“As captains we are looked upon by other players who believe in us, and even if we feel pressure, it makes us play better,” said center Ashlee Burge, a senior Business administration major from Riverton.

Although lessons can be learned while on the court, some of those lessons can be applicable to the players lives off the court and out in the world.

“Being a captain has prepared myself not only on the court but off,” said men’s guard Brandon Simister, a senior biology major from St. George. “Coordinate everyone’s efforts for a common goal has helped on the basketball court and something I can transfer to my career.”

Captains also bring energy to the team. If spirits are down during practice or game time, captains are there to bring them back up.

“As captain we have to keep our composer and keep us together as a team,” said men’s guard Kyler Nielson, a senior criminal justice major from Ceder City. “We lead by example not only in the classroom and our academics and knowing what we are doing is benefiting us in the long run.” 

Teammates may also look to captains as someone to console with when they are struggling.

“You always have to take the positive with the negatives,” said men’s guard Trevor Hill a senior business administration major from Sandy.

By the end of an athletic career, captains learn to adapt to their roles as leaders. Along with leading an active life on the court, athletic captains play an important role in learning to be responsible for their teams. 

Be sure to look out for basketball team captains as they take to the court Dec. 9 in the Burns Arena against Azusa Pacific, with the women’s game starting at 1:30p.m. then the men’s at 3:30 p.m.

NCAA fans can be loud, supportive of teams; certain noisemakers prohibited

   Dixie State University fans can be loud and proud, but they must do so respectfully. With basketball season just beginning, get to know your rights as a fan when cheering on your Trailblazers.

   The NCAA,, PacWest and Burns Arena all have rules surrounding what fans can and can’t do while supporting their teams. The rules are in place to promote good sportsmanship and to provide a fair competitive environment.

   Some of the Burns Arena’s prohibited items include noisemakers like thunder sticks, musical instruments, whistles, air horns and boom boxes, banners, helium balloons, unsliced fruit, laser pointers and poles or sticks. These items are banned for the safety of the athletes as well as fair play free of major distractions.

   Boothe said students get rowdiest during football and basketball games, and he encourages students to be present, be loud and have fun, but all while following the rules.

   “We have to follow the rules,” Athletic Director Jason Boothe said. “Cheer loudly and be supportive of your team. We don’t need to disparage the other team.”

   DSU’s X-Club is normally on the front lines of all sporting events. The club is known for getting dressed up and bringing trash cans to the football games.  X-Club President Tyler Nelson, a senior sports medicine major from St. George, said the club and crowd sometimes get in trouble for reading players’ names off the roster and then calling them out during game time, but he said no matter what X-Club is always front row when supporting DSU’s teams.
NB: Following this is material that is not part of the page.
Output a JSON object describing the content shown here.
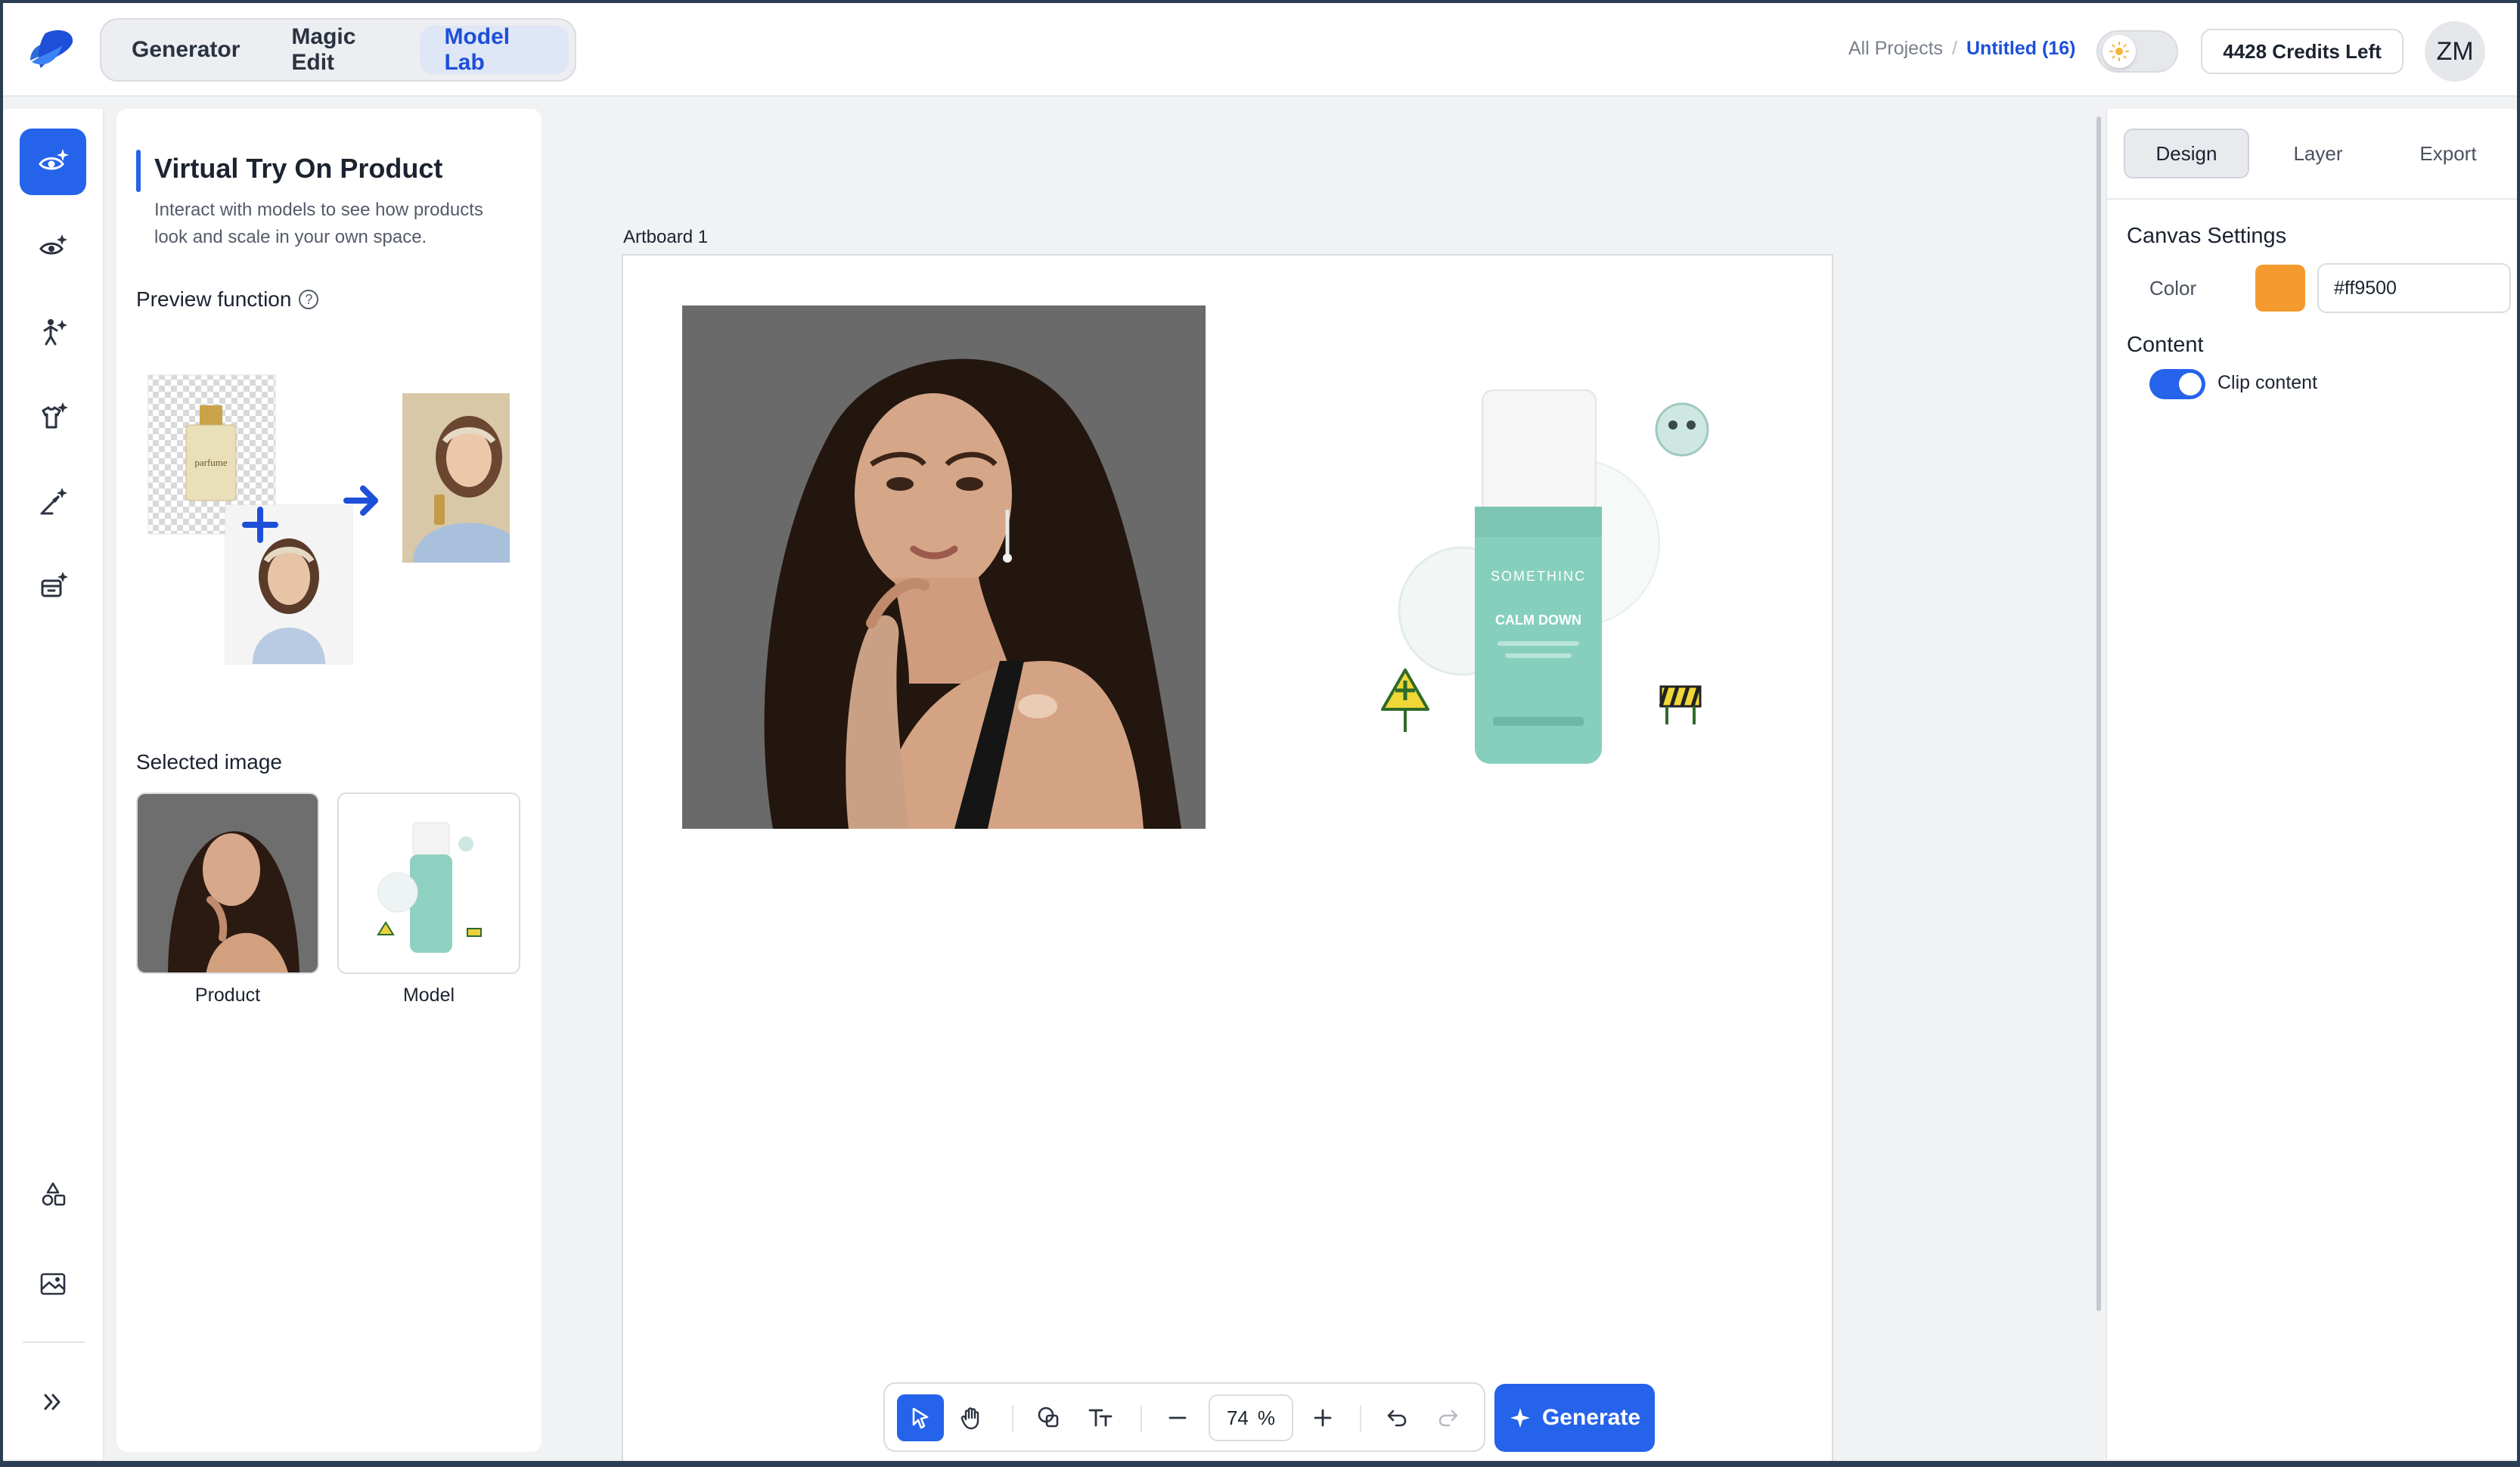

   “We make sure we are holding [blow-up head signs] at basketball games and being rowdy,” Nelson said.

   He said students should wear DSU swag and come stand in the student section to add to the energy that supports the athletes.

   “Honestly, our home crowd is such a huge boost,” said head volleyball coach Robyn Felder. “We really play well at home because we have so many great fans who we love to play well for.”

   Felder said on the volleyball team’s D-Day game, all the other sports teams were there, and they added a huge boost to the crowd.

   “I can still see all of them screaming and standing up for our game point and then when we won, they rushed the court cheering,” she said. “It was awesome.”

   DSU’s prohibited items are prohibited for specific reasons, and fans can still get just as energetic without the added distractions. As Felder said, showing up and cheering like crazy is the most effective way to help the team.

   To see the full list of what is allowed at the Burns Arena, visit http://bit.ly/2iJMYdF or see the graphic accompanying this article.